Columbia Threadneedle: UK election reactions

Columbia Threadneedle: UK election reactions

Brexit Politics UK
Boris Johnson & Jeremy Corbyn.jpg

What does the Conservative win in the UK election mean for markets?

Richard Colwell

Head of UK Equities, Columbia Threadneedle Investments  

The strong Conservative victory has removed political uncertainty from the UK – and one thing markets dislike is uncertainty. This means that whatever type of Brexit we eventually see, we know that the Conservatives now have a mandate to deliver the UK’s exit from the European Union.

UK valuations are at 30-year lows compared with international equities as a whole, touching lows last seen in the early-1990s recession when judged by a range of measures.

So the greater clarity we now have over Brexit and UK politics should not only spur an immediate stock market rally, but also encourage a longer lasting reappraisal of UK-listed companies. Global asset allocators who had fallen out of love with the UK will likely shift money back to the region.

It is not just landlocked UK domestic companies that have been affected by negative sentiment towards the UK. We think there are opportunities across the UK market, in domestically and internationally focused companies. All will benefit from a reappraisal of the UK market when that occurs.

The market’s extremes and mis-allocation of capital make it a good time to be an active manager. The wide range of valuations in equities is producing some attractive opportunities. Indeed, we are more animated about the prospects for some of our stocks now than we were five years ago – and today’s removal of political uncertainty only adds to that conviction.

Adrian Hilton

Head of Global Rates and Currency Investments, Fixed Income, Columbia Threadneedle Investments

The polls got it right after all. Despite a chequered recent record – and arguably greater uncertainties this time around from the spike in voter registrations and a high expected level of tactical voting – most surveys correctly called the Conservative majority, if not the scale.

Sterling and UK assets are likely to prefer to avoid Labour’s manifesto commitments around higher public expenditure, tougher corporate taxation and nationalisations. How much fiscal risk premium should be priced into the gilt curve now depends on how much the government chooses to spend on shoring up its new voter coalition; there’s definitely a chance of higher yields in the coming months.

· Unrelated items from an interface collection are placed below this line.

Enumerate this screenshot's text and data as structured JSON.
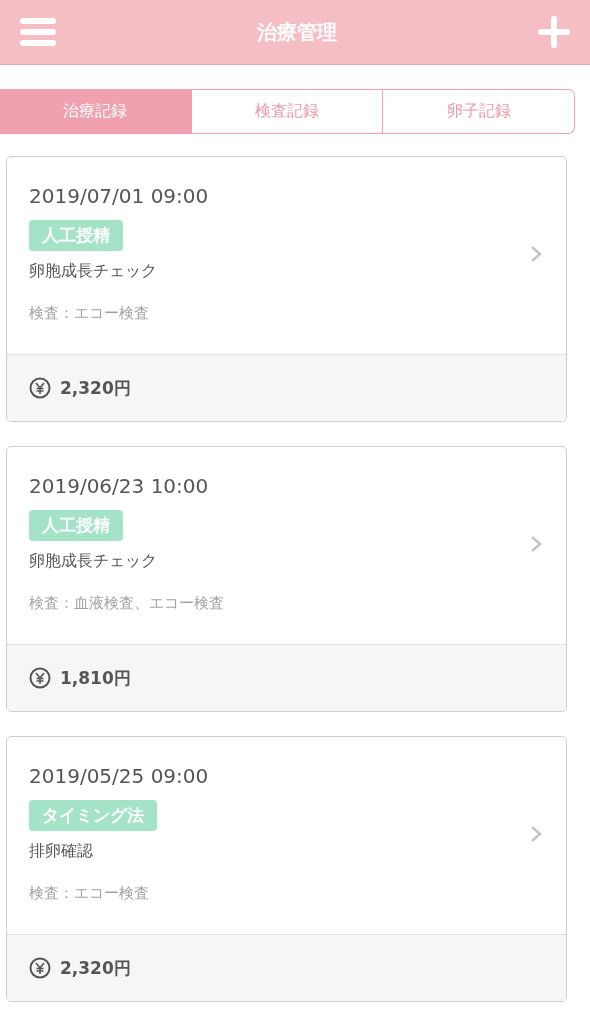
{
  "header": {
    "title": "治療管理"
  },
  "tabs": [
    {
      "label": "治療記録",
      "selected": true
    },
    {
      "label": "検査記録",
      "selected": false
    },
    {
      "label": "卵子記録",
      "selected": false
    }
  ],
  "records": [
    {
      "datetime": "2019/07/01 09:00",
      "tag": "人工授精",
      "title": "卵胞成長チェック",
      "tests": "検査：エコー検査",
      "cost": "2,320円"
    },
    {
      "datetime": "2019/06/23 10:00",
      "tag": "人工授精",
      "title": "卵胞成長チェック",
      "tests": "検査：血液検査、エコー検査",
      "cost": "1,810円"
    },
    {
      "datetime": "2019/05/25 09:00",
      "tag": "タイミング法",
      "title": "排卵確認",
      "tests": "検査：エコー検査",
      "cost": "2,320円"
    }
  ]
}
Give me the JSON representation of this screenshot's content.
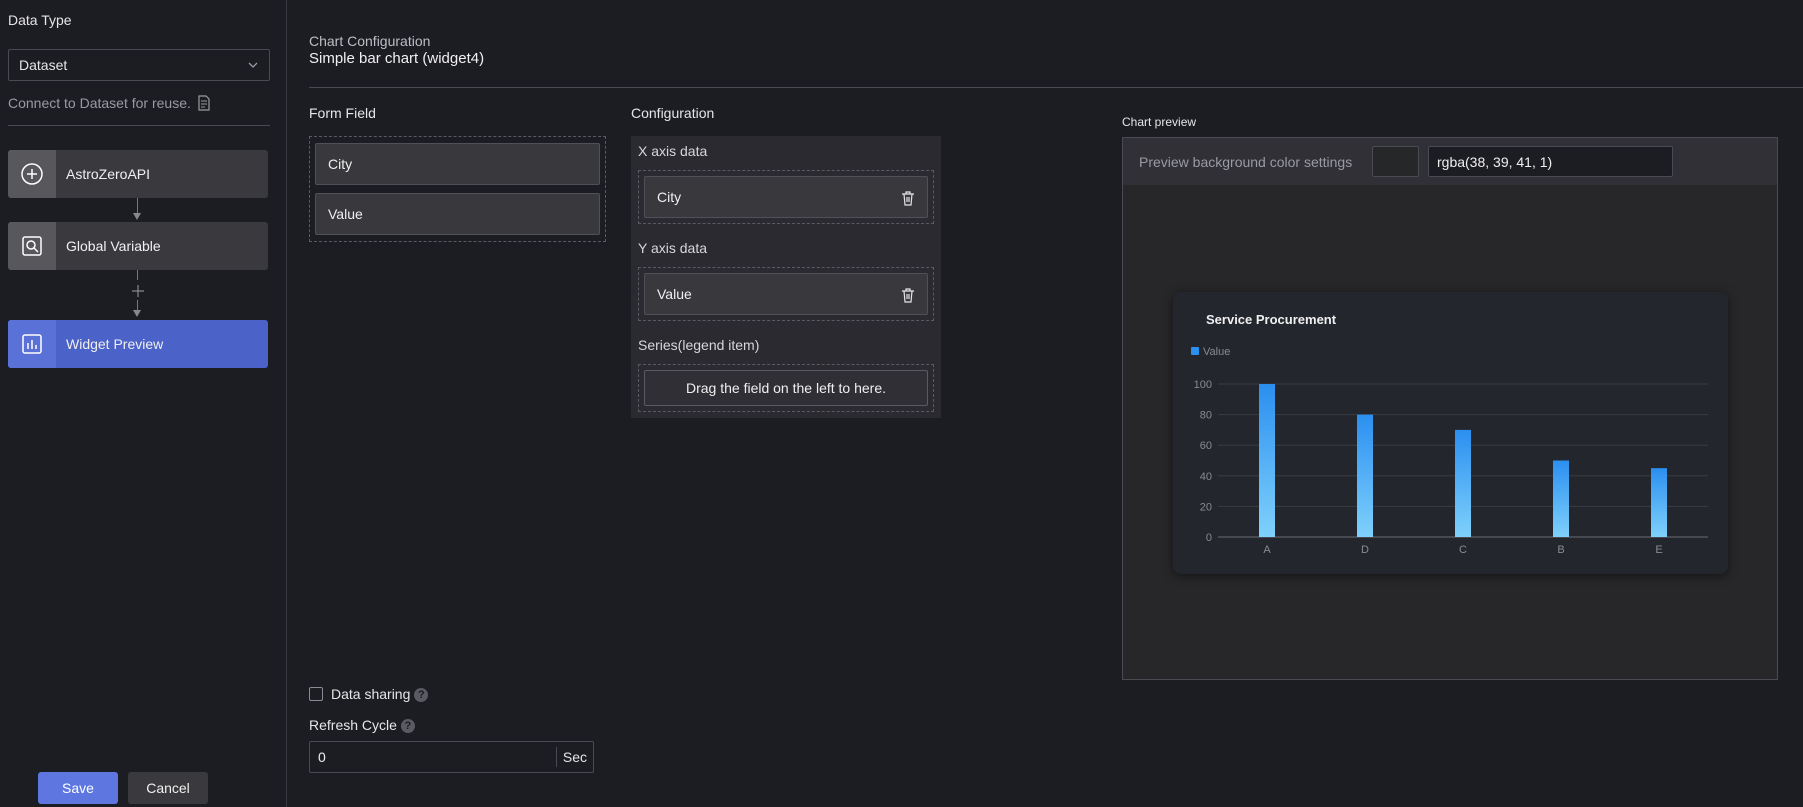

Looking further out, the most obvious implication for the UK economy and markets is that prime minister Boris Johnson has a mandate to “get Brexit done”. Whatever that slogan actually means, the government now commands a majority composed of MPs who have each made a personal commitment to Johnson’s withdrawal agreement. It’s hard to see the UK now failing to leave the EU.

Markets might welcome the end of uncertainty that has impaired business investment for several years. But while the “remain tail” of the distribution has been eliminated, the remaining possible outcomes are all, to various degrees, riskier to future UK growth than the status quo ante.

And the biggest risk – that the UK leaves the EU without having secured satisfactory future trade terms – could well rear its head again at the end of 2020.

Philip Dicken

Head of European Equities, Columbia Threadneedle Investments

Boris Johnson’s win makes Brexit a virtual certainty… but uncertainty remains as to how “hard” it may be. We expect UK stocks (and sterling) to take some heart from the clarity of this result. But until we have more evidence of what the Brexit terms will be, there may be continuing weak capital investment in the UK, which will be a brake for domestic economic activity.

Many pure domestic UK stocks may enjoy a limited recovery as Johnson heads back to number 10, but companies less reliant on these economic factors can achieve more durable long-term gains for shareholders. This reinforces our approach – a focus on companies with long-term competitive advantages and business models that can grow sustainably – irrespective of short-term changes in economic growth. Companies exporting stocks to or from the UK also face uncertainty, but many of the worst affected are in the automotive sector and do not feature in our portfolios.

We will have to uncover what tariff arrangements, if any, will be imposed in either direction, and cross-border transport may hit problems at Dover, increasing costs and limiting or deferring revenues. This would disadvantage companies on both sides of the channel and share prices of those affected are unlikely to recover until a full Brexit resolution is found.